● **Task description**
Below are some records; each one is to be set down again exactly.

● **Recorded data**
■ ■ ■ ■

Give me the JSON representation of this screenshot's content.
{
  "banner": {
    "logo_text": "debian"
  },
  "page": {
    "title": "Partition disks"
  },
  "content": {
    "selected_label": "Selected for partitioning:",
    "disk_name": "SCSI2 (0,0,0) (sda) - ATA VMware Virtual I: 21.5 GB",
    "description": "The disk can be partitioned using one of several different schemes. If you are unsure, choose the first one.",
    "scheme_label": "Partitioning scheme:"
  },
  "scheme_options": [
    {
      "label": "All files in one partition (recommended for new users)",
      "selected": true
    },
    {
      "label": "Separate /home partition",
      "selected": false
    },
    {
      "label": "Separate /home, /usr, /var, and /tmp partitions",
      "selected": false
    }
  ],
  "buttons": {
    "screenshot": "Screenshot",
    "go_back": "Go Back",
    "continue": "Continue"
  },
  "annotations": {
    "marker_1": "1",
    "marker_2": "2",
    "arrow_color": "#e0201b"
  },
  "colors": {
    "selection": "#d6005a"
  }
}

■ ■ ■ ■

● **Written answer**
Give me the JSON representation of this screenshot's content.
{
  "banner": {
    "logo_text": "debian"
  },
  "page": {
    "title": "Partition disks"
  },
  "content": {
    "selected_label": "Selected for partitioning:",
    "disk_name": "SCSI2 (0,0,0) (sda) - ATA VMware Virtual I: 21.5 GB",
    "description": "The disk can be partitioned using one of several different schemes. If you are unsure, choose the first one.",
    "scheme_label": "Partitioning scheme:"
  },
  "scheme_options": [
    {
      "label": "All files in one partition (recommended for new users)",
      "selected": true
    },
    {
      "label": "Separate /home partition",
      "selected": false
    },
    {
      "label": "Separate /home, /usr, /var, and /tmp partitions",
      "selected": false
    }
  ],
  "buttons": {
    "screenshot": "Screenshot",
    "go_back": "Go Back",
    "continue": "Continue"
  },
  "annotations": {
    "marker_1": "1",
    "marker_2": "2",
    "arrow_color": "#e0201b"
  },
  "colors": {
    "selection": "#d6005a"
  }
}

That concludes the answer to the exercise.